He confirmed reports in yesterday’s Irish Examiner that some 11 attempted feud murders have so far been thwarted.
AC O’Sullivan said Garda members have stepped up and put themselves in “danger”, and have cancelled leave and weekends to tackle the gangs.
Figures show that the Garda overtime bill for Dublin has risen by 62% this year to €18.5m — directly in response to the threat posed by the Kinahan-Hutch feud.
The feud has so far claimed at least eight lives, with two other murders also being investigated.
AC O’Sullivan said the overtime operation had yielded huge results: “When you look at costings, it’s very difficult to say what is the cost of a human life, but lives are being saved.”

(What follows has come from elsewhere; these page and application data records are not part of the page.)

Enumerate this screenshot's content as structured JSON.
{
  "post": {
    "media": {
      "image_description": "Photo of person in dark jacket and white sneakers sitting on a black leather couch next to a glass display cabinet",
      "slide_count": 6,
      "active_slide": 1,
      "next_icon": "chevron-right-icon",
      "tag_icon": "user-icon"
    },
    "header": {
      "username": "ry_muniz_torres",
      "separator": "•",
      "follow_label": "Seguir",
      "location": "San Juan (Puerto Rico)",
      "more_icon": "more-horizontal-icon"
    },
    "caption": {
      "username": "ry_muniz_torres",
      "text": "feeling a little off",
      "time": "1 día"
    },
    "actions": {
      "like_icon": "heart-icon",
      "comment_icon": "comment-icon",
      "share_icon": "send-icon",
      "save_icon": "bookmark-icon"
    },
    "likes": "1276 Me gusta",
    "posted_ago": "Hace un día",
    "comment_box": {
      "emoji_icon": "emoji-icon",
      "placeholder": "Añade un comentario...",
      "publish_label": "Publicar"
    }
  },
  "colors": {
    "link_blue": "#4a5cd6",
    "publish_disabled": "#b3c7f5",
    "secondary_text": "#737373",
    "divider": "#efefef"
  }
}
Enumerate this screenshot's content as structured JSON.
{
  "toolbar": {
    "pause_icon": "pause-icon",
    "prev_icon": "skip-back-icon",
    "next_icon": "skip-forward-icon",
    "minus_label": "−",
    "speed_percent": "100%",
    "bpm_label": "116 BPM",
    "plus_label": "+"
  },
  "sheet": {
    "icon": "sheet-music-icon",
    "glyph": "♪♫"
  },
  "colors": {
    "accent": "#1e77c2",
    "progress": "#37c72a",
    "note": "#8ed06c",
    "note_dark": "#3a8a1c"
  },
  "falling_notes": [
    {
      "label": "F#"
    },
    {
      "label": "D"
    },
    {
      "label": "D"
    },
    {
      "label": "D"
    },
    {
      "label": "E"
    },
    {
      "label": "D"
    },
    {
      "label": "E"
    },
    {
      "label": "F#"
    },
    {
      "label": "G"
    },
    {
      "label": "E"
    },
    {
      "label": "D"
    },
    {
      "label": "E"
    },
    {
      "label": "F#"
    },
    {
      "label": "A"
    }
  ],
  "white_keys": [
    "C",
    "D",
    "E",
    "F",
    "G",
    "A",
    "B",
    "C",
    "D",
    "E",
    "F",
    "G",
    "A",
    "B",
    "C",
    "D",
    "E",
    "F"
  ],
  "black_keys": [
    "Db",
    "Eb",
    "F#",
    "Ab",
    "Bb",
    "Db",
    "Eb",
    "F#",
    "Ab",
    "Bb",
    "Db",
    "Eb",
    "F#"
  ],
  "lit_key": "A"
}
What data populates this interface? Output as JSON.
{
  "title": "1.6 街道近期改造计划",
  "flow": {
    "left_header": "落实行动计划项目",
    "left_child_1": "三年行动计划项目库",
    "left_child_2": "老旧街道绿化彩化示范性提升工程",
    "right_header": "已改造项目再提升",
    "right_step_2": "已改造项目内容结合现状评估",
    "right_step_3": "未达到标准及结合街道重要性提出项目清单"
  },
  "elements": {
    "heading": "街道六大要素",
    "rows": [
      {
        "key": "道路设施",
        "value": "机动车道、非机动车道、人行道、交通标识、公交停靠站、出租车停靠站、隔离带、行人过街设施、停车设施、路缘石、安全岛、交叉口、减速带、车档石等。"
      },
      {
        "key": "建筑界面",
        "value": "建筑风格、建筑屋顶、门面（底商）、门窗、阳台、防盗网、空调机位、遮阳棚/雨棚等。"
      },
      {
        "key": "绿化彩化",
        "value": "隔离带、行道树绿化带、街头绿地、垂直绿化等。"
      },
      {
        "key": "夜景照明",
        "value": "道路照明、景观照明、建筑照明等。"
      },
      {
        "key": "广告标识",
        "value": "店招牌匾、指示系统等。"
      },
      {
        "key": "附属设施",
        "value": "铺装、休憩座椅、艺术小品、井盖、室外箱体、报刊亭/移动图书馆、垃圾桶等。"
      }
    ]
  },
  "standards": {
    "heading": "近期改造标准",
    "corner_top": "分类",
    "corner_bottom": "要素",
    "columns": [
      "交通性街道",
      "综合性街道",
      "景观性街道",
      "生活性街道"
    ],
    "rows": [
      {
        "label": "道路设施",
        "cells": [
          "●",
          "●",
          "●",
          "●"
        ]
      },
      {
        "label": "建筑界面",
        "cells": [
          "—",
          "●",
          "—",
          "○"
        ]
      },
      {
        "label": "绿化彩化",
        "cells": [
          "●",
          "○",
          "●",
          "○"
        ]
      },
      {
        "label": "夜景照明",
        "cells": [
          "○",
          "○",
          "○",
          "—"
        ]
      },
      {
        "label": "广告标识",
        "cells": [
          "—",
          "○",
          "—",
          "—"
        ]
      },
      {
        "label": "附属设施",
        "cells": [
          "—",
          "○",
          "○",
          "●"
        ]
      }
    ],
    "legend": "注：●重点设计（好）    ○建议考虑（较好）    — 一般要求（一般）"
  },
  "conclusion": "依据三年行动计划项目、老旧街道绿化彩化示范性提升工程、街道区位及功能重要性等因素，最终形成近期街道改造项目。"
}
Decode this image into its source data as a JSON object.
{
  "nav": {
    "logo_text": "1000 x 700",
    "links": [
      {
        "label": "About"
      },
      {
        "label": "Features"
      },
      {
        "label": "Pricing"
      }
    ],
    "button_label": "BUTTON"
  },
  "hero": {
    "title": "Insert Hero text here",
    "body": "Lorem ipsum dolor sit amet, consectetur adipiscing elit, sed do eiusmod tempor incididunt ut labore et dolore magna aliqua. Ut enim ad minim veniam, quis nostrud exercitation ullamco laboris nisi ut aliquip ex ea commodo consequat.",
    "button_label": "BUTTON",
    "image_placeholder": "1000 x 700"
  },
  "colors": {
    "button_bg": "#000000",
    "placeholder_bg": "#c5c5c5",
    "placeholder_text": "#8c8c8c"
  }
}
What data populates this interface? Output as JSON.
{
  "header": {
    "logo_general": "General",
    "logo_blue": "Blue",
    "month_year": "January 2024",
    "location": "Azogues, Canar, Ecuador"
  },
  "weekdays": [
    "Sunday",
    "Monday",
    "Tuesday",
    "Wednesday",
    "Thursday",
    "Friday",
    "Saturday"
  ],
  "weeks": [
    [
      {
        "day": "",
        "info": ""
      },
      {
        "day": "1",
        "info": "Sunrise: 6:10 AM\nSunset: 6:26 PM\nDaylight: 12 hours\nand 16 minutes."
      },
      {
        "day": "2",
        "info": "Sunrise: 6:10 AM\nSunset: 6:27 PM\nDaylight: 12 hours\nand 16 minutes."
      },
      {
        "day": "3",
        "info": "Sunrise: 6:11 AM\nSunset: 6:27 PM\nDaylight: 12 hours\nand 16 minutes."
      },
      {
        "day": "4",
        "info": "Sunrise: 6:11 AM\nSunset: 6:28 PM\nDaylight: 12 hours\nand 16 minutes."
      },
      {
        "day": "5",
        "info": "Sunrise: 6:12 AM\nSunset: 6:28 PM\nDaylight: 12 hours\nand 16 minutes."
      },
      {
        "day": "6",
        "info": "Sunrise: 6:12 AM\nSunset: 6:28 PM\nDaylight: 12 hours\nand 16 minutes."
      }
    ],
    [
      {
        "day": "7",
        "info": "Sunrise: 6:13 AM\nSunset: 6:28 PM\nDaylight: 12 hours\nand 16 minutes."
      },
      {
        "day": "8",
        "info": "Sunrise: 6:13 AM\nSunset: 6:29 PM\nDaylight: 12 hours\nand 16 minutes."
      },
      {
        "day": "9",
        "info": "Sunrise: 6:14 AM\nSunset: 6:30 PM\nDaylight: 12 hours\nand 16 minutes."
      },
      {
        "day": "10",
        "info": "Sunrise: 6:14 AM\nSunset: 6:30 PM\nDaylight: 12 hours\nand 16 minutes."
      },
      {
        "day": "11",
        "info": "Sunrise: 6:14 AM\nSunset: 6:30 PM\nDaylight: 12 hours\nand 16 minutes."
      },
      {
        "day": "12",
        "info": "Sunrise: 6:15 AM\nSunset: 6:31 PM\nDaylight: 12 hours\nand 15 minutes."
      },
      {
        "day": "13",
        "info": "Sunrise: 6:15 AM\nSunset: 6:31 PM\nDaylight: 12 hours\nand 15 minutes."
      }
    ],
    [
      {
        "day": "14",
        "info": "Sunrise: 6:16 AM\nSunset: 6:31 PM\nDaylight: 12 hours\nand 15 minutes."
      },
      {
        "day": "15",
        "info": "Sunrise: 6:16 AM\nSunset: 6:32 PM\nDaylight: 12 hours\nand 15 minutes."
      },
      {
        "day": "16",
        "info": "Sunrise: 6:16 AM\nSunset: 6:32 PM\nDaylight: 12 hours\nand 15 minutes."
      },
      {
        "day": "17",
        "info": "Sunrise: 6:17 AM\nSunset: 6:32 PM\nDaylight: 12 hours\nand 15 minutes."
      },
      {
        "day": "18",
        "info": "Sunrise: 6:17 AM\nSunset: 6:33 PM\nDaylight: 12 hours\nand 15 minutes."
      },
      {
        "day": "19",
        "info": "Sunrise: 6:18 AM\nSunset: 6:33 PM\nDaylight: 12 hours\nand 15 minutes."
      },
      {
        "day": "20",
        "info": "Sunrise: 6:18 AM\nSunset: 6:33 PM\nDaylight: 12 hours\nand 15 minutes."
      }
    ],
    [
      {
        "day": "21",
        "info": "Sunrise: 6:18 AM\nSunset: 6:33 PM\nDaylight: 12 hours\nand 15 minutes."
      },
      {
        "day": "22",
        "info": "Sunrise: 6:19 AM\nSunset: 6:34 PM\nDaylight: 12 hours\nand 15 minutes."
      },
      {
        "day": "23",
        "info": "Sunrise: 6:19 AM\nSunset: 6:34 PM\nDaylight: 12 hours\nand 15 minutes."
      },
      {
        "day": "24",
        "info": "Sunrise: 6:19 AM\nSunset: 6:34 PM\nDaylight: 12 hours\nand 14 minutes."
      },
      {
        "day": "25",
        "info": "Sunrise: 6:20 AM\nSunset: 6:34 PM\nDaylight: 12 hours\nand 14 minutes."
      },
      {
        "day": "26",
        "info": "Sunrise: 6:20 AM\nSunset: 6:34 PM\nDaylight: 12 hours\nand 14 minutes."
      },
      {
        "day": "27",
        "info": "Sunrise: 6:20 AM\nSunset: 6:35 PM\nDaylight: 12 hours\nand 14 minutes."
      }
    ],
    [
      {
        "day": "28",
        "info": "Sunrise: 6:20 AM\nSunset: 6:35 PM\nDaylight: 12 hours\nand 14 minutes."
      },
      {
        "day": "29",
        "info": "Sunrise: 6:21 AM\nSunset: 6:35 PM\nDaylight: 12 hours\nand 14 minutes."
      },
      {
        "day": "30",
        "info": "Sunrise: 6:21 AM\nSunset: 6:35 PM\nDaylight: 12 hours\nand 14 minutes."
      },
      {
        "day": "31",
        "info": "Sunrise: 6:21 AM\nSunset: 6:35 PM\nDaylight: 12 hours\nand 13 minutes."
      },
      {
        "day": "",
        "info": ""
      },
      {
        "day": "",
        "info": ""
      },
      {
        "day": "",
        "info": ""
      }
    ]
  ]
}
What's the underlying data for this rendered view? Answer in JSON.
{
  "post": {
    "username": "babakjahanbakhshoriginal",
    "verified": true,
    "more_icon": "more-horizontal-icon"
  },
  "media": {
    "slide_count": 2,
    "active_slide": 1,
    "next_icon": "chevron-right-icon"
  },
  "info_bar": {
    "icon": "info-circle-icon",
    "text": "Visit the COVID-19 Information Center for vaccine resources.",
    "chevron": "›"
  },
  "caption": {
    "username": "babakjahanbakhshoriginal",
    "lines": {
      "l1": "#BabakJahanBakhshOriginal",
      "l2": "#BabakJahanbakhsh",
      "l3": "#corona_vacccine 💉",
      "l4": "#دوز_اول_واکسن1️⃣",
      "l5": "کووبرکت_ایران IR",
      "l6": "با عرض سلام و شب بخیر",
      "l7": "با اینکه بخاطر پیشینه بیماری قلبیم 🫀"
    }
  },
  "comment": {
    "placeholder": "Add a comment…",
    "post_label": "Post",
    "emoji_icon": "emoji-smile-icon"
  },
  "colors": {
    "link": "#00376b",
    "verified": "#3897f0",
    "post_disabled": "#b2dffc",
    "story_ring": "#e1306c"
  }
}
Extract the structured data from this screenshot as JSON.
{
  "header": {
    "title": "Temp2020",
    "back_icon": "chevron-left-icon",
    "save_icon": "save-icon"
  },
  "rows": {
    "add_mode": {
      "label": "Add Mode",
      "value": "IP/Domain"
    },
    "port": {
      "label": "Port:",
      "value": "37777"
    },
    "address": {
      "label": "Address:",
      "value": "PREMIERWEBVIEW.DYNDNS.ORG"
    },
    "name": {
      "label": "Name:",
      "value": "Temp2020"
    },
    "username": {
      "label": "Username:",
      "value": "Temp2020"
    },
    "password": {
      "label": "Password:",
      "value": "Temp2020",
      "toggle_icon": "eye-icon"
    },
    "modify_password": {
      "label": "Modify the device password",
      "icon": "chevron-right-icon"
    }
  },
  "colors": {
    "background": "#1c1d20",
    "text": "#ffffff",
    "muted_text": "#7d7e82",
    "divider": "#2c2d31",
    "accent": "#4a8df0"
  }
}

He told Morning Ireland on RTÉ: “In the last few months we have certainly foiled quite a number, probably as high as 10, 11, assassination attempts.”
He added: “Only in the last two to three weeks, we seized a car with false number plates and firearms in it, ready to be used, to shoot a particular individual.”
And on Monday, gardaí seized a submachine gun —capable of firing up to 600 rounds a minute — at a purported cartel safe house in a leafy part of north Dublin.
AC O’Sullivan said gardaí were coming from a “very low base” in terms of resources.
“This time last year, we hadn’t the financial resources — we hadn’t the challenges we have now.
“Every so often the Garda Síochána is faced with serious challenges. My mind goes back to the Veronica Guerin case when again huge financial resources were provided and from those resources you will get those results of lives being saved, of persons being arrested.”
He said: “We have been given sufficient funding to carry out our operations, there is no bar, and any further funding we need the department has promised us there is no shortage of funding. There is certainly no shortage of resources.”
He said the overtime many gardaí were earning reflected the protracted nature of operations, often lasting days and sometimes weeks.
“We are asking people to step up and they are stepping up: to put themselves in the line of danger, to put themselves in the line of harm, to work double tours, to cancel weekends off, to cancel holidays, to carry out the work we are asking them to do. It’s needed, necessary. It’s unfortunate we have to do that, but that’s what it takes.”